EXERCISE BRIEF: Go through the records and count every line that holds "JSON". Only the number belongs in the reply.

RECORD SET:
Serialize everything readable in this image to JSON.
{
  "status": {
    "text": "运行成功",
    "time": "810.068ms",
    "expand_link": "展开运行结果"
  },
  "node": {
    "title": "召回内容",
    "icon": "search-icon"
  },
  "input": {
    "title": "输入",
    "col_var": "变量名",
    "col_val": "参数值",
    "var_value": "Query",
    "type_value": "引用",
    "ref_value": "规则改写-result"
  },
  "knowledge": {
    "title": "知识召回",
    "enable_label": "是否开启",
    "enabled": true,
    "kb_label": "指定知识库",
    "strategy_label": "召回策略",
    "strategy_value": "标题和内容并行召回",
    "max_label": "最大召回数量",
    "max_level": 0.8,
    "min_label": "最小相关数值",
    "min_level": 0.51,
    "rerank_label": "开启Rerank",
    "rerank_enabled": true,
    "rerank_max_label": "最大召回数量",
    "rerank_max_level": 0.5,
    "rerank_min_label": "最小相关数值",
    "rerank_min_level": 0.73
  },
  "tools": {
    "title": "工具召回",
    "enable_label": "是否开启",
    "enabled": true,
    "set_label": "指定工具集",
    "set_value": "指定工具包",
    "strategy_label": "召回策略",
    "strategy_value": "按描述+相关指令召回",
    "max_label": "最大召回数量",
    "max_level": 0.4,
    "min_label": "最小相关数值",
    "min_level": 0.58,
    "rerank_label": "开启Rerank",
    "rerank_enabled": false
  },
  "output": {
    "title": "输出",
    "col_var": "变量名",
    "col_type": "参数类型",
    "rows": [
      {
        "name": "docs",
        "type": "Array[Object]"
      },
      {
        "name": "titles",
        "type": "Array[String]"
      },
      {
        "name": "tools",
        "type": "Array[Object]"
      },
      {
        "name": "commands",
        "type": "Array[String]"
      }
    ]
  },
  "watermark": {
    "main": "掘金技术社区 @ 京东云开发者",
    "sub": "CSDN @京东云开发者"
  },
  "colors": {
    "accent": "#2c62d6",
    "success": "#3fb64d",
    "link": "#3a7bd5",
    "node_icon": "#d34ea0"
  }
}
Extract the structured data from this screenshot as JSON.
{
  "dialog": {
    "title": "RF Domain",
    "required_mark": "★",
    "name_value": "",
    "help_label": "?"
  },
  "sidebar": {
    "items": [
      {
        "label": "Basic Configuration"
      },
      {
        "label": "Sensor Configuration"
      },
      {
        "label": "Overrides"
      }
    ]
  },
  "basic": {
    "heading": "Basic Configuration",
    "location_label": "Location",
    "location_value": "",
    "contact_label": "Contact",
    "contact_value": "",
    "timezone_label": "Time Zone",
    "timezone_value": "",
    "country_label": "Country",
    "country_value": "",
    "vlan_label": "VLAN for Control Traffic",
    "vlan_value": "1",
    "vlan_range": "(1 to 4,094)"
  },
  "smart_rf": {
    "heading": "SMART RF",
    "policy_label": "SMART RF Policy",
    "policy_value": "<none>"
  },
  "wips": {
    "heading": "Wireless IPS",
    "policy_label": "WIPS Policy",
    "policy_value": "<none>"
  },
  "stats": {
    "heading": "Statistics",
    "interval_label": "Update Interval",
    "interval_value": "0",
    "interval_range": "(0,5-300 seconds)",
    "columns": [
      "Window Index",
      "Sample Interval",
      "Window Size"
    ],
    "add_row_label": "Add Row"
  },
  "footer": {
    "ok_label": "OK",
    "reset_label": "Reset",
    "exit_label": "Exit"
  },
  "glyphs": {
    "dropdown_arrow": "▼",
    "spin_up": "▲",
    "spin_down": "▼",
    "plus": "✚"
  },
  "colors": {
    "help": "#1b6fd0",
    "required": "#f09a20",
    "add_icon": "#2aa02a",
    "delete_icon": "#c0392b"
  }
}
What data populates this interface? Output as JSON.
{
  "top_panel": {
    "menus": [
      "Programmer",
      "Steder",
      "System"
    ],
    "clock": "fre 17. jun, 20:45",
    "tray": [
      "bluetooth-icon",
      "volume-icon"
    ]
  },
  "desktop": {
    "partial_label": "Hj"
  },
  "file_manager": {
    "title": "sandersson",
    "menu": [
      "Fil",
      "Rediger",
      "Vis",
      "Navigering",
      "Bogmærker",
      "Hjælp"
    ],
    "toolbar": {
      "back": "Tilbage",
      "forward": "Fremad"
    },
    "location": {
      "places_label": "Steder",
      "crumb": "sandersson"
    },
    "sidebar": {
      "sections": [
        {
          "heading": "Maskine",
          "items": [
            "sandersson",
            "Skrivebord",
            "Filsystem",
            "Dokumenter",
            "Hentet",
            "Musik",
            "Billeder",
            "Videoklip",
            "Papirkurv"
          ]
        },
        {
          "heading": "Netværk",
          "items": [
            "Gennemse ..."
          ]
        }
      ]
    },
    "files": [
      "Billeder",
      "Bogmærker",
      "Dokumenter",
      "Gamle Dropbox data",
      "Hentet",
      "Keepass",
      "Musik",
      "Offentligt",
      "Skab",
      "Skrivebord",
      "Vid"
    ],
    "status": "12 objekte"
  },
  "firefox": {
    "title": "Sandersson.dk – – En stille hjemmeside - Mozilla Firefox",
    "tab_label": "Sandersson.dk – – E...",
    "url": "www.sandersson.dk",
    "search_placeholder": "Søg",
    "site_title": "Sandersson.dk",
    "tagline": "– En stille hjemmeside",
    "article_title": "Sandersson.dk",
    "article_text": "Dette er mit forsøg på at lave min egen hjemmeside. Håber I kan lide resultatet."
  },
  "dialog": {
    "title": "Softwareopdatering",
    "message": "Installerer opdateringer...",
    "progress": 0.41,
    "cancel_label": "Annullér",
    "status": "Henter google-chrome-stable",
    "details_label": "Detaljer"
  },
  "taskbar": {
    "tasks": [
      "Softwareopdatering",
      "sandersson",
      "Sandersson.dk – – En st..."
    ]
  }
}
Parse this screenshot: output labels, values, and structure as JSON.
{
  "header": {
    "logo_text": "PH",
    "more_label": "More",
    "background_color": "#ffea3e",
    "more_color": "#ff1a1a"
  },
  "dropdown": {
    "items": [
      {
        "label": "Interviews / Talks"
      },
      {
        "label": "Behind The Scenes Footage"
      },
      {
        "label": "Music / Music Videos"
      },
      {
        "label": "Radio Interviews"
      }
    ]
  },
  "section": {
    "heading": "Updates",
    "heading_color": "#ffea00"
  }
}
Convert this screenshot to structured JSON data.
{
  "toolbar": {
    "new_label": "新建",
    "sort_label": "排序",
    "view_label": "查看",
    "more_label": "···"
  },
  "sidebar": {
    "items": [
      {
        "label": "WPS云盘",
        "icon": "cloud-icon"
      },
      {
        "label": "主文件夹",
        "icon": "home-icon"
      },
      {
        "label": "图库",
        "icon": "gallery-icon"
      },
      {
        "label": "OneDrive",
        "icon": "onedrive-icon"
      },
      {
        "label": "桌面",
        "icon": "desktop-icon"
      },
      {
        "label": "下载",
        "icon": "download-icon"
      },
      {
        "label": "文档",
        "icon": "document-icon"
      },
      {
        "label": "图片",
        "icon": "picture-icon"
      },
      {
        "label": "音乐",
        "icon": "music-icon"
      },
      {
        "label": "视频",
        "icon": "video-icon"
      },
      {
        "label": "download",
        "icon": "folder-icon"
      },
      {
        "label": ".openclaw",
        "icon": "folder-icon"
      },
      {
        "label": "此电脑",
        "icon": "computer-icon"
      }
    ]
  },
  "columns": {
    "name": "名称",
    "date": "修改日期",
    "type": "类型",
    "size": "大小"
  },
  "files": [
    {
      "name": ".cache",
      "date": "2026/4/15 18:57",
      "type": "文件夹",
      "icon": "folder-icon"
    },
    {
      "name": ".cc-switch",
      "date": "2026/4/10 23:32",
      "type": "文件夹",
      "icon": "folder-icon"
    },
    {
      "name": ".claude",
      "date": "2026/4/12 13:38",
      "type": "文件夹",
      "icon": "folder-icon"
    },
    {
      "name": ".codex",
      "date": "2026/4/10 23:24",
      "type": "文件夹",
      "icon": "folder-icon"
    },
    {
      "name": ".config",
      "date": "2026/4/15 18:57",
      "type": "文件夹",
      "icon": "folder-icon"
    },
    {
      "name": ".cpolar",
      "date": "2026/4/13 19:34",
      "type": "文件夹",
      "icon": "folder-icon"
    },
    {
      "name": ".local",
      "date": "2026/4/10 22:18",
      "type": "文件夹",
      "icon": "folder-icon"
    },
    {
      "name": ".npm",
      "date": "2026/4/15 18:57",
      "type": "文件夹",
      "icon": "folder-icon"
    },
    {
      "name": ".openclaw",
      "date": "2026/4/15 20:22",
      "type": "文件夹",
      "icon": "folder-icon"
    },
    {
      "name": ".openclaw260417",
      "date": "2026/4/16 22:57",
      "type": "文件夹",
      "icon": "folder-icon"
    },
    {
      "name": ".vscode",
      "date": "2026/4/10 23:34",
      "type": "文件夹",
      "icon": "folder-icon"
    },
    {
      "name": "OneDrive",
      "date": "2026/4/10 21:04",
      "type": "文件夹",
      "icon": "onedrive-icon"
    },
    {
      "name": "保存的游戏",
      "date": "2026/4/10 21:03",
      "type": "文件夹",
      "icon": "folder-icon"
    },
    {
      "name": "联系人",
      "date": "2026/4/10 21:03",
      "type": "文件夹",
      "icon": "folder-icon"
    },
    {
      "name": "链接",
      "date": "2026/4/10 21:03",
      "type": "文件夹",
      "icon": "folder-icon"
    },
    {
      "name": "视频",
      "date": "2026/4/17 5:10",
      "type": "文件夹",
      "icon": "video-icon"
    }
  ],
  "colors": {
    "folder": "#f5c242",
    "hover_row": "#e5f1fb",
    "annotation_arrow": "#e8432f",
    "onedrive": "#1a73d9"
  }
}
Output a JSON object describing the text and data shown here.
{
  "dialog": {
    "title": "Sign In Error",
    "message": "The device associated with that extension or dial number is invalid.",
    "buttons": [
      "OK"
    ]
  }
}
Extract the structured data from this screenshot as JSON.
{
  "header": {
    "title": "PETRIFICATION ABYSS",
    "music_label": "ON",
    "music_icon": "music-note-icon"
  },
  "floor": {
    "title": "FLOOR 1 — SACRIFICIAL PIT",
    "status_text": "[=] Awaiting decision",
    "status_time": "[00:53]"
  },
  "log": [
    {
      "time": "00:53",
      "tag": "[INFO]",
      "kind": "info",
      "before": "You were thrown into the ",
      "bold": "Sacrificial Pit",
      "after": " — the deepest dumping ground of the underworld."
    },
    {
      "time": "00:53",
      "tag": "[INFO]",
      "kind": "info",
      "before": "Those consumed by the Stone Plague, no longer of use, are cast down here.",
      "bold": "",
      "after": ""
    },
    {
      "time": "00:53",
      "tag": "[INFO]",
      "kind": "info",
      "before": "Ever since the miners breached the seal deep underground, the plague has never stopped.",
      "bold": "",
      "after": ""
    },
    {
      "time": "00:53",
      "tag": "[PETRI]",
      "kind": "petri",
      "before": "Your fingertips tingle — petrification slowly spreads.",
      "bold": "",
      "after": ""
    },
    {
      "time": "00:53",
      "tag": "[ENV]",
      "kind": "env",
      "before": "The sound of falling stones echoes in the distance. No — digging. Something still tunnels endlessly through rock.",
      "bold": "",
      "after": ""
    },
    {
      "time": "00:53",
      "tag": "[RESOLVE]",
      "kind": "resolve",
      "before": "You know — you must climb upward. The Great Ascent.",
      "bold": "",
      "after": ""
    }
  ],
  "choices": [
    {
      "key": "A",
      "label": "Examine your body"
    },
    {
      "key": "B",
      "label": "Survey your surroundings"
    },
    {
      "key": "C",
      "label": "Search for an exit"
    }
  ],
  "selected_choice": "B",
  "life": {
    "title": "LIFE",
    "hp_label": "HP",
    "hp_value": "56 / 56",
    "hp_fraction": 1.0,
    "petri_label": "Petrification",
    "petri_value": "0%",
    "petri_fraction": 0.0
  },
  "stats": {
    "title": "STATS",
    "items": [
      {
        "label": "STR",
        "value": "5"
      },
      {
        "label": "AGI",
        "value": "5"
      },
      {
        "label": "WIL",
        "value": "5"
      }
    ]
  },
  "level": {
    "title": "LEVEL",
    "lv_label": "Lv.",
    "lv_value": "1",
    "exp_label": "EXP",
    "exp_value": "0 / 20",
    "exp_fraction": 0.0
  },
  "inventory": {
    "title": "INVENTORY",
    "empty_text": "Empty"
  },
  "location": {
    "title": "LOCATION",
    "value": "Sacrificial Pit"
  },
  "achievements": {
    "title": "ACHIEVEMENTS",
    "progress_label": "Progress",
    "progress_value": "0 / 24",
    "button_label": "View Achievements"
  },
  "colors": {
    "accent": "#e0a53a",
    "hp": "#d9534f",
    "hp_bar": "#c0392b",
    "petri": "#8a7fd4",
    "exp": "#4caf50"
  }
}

SOLUTION TO THIS EXERCISE: 7